Top of DATA FOR THIS EXERCISE

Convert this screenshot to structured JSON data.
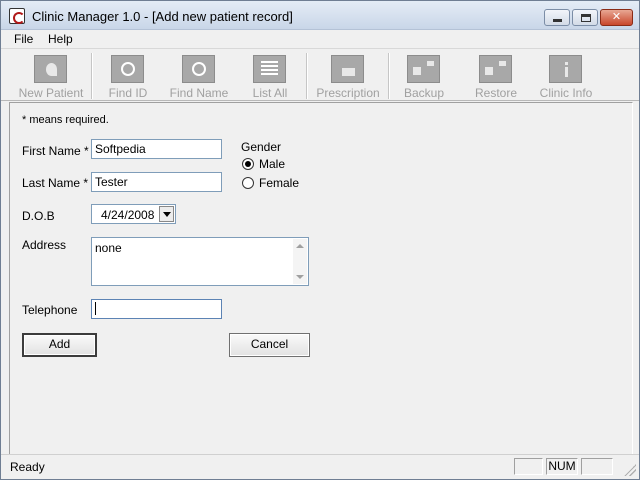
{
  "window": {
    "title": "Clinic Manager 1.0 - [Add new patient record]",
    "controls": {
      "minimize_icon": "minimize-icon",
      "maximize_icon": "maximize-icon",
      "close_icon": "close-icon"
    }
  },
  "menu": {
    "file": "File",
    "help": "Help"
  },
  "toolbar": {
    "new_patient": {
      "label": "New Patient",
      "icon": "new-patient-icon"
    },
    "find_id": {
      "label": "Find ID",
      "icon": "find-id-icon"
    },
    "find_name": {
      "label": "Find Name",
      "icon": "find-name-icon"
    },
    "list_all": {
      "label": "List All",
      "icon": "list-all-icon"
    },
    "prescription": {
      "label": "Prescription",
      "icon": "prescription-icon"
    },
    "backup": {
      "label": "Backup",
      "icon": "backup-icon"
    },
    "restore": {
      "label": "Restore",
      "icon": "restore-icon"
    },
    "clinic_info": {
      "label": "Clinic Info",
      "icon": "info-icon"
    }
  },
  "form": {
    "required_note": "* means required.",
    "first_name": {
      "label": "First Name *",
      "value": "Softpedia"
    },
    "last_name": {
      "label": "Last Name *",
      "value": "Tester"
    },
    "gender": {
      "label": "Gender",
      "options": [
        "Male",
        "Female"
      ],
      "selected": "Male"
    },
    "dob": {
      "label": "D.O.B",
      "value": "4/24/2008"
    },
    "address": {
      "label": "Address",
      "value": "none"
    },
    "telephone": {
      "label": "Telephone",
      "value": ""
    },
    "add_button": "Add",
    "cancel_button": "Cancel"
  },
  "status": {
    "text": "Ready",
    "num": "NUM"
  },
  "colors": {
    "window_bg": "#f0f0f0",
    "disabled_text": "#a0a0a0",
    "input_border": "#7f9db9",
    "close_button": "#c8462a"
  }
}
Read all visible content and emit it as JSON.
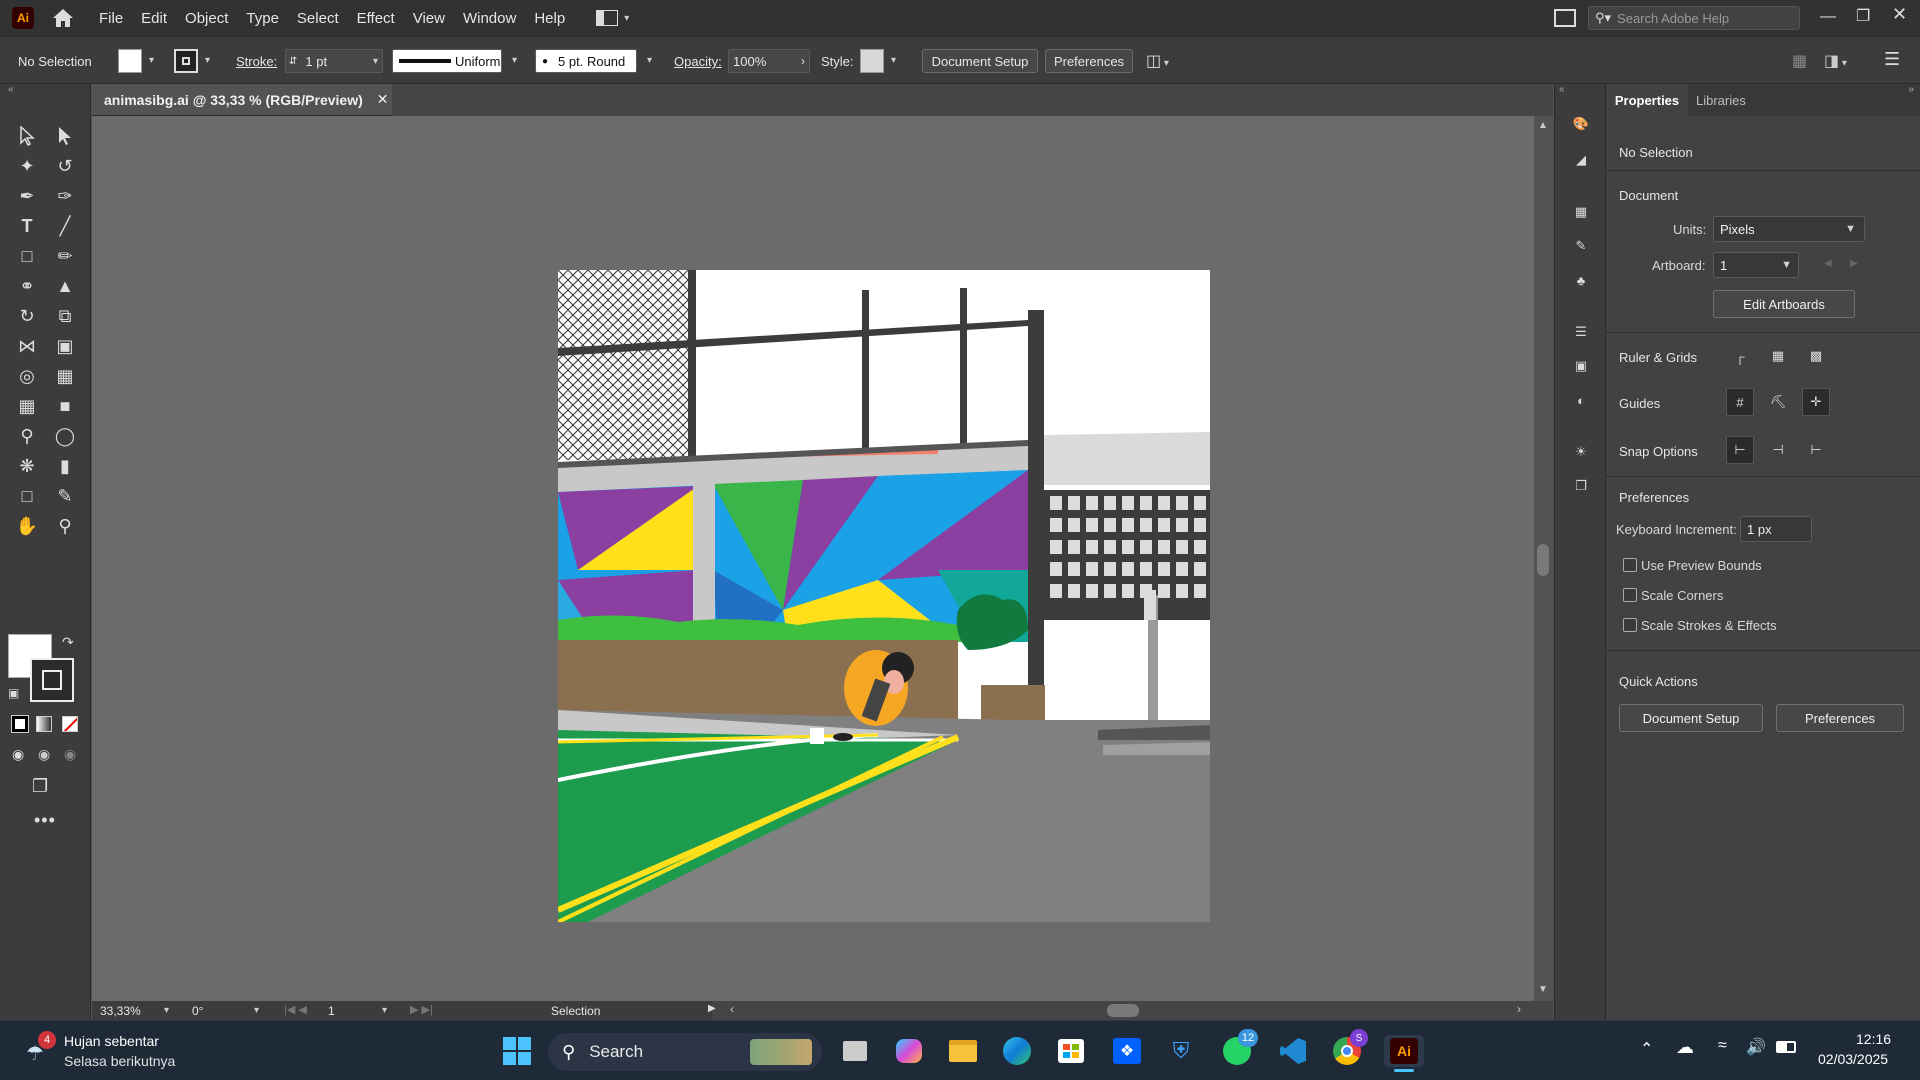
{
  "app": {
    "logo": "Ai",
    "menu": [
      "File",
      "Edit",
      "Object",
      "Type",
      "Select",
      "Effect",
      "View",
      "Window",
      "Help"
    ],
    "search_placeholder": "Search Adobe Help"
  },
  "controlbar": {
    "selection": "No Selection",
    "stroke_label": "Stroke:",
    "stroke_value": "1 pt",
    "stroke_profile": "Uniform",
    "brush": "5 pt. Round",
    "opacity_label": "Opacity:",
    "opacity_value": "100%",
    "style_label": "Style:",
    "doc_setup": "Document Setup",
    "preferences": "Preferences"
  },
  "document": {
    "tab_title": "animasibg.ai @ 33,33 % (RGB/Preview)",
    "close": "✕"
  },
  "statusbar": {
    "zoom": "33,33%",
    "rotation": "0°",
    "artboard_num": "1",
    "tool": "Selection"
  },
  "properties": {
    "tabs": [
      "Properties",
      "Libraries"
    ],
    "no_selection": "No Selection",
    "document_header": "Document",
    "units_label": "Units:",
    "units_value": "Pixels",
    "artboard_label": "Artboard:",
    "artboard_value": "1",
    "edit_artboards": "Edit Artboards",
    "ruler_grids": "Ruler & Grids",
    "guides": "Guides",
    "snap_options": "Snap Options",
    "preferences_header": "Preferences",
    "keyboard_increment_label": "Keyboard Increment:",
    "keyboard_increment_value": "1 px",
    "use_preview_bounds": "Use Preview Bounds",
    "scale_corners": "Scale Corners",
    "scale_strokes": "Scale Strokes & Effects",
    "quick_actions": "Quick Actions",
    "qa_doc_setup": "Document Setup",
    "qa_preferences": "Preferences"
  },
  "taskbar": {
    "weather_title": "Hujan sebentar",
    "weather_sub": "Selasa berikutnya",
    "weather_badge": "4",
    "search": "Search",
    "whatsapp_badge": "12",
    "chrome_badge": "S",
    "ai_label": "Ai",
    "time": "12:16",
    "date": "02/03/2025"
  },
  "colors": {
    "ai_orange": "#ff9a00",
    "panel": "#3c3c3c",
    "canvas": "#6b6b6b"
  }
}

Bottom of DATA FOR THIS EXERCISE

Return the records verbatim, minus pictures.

# ANSWER SPACE:
Convert this screenshot to structured JSON data.
{
  "window": {
    "title": "Clinic Manager 1.0 - [Add new patient record]",
    "controls": {
      "minimize_icon": "minimize-icon",
      "maximize_icon": "maximize-icon",
      "close_icon": "close-icon"
    }
  },
  "menu": {
    "file": "File",
    "help": "Help"
  },
  "toolbar": {
    "new_patient": {
      "label": "New Patient",
      "icon": "new-patient-icon"
    },
    "find_id": {
      "label": "Find ID",
      "icon": "find-id-icon"
    },
    "find_name": {
      "label": "Find Name",
      "icon": "find-name-icon"
    },
    "list_all": {
      "label": "List All",
      "icon": "list-all-icon"
    },
    "prescription": {
      "label": "Prescription",
      "icon": "prescription-icon"
    },
    "backup": {
      "label": "Backup",
      "icon": "backup-icon"
    },
    "restore": {
      "label": "Restore",
      "icon": "restore-icon"
    },
    "clinic_info": {
      "label": "Clinic Info",
      "icon": "info-icon"
    }
  },
  "form": {
    "required_note": "* means required.",
    "first_name": {
      "label": "First Name *",
      "value": "Softpedia"
    },
    "last_name": {
      "label": "Last Name *",
      "value": "Tester"
    },
    "gender": {
      "label": "Gender",
      "options": [
        "Male",
        "Female"
      ],
      "selected": "Male"
    },
    "dob": {
      "label": "D.O.B",
      "value": "4/24/2008"
    },
    "address": {
      "label": "Address",
      "value": "none"
    },
    "telephone": {
      "label": "Telephone",
      "value": ""
    },
    "add_button": "Add",
    "cancel_button": "Cancel"
  },
  "status": {
    "text": "Ready",
    "num": "NUM"
  },
  "colors": {
    "window_bg": "#f0f0f0",
    "disabled_text": "#a0a0a0",
    "input_border": "#7f9db9",
    "close_button": "#c8462a"
  }
}
Read all visible content and emit it as JSON.
{
  "app": {
    "logo": "Ai",
    "menu": [
      "File",
      "Edit",
      "Object",
      "Type",
      "Select",
      "Effect",
      "View",
      "Window",
      "Help"
    ],
    "search_placeholder": "Search Adobe Help"
  },
  "controlbar": {
    "selection": "No Selection",
    "stroke_label": "Stroke:",
    "stroke_value": "1 pt",
    "stroke_profile": "Uniform",
    "brush": "5 pt. Round",
    "opacity_label": "Opacity:",
    "opacity_value": "100%",
    "style_label": "Style:",
    "doc_setup": "Document Setup",
    "preferences": "Preferences"
  },
  "document": {
    "tab_title": "animasibg.ai @ 33,33 % (RGB/Preview)",
    "close": "✕"
  },
  "statusbar": {
    "zoom": "33,33%",
    "rotation": "0°",
    "artboard_num": "1",
    "tool": "Selection"
  },
  "properties": {
    "tabs": [
      "Properties",
      "Libraries"
    ],
    "no_selection": "No Selection",
    "document_header": "Document",
    "units_label": "Units:",
    "units_value": "Pixels",
    "artboard_label": "Artboard:",
    "artboard_value": "1",
    "edit_artboards": "Edit Artboards",
    "ruler_grids": "Ruler & Grids",
    "guides": "Guides",
    "snap_options": "Snap Options",
    "preferences_header": "Preferences",
    "keyboard_increment_label": "Keyboard Increment:",
    "keyboard_increment_value": "1 px",
    "use_preview_bounds": "Use Preview Bounds",
    "scale_corners": "Scale Corners",
    "scale_strokes": "Scale Strokes & Effects",
    "quick_actions": "Quick Actions",
    "qa_doc_setup": "Document Setup",
    "qa_preferences": "Preferences"
  },
  "taskbar": {
    "weather_title": "Hujan sebentar",
    "weather_sub": "Selasa berikutnya",
    "weather_badge": "4",
    "search": "Search",
    "whatsapp_badge": "12",
    "chrome_badge": "S",
    "ai_label": "Ai",
    "time": "12:16",
    "date": "02/03/2025"
  },
  "colors": {
    "ai_orange": "#ff9a00",
    "panel": "#3c3c3c",
    "canvas": "#6b6b6b"
  }
}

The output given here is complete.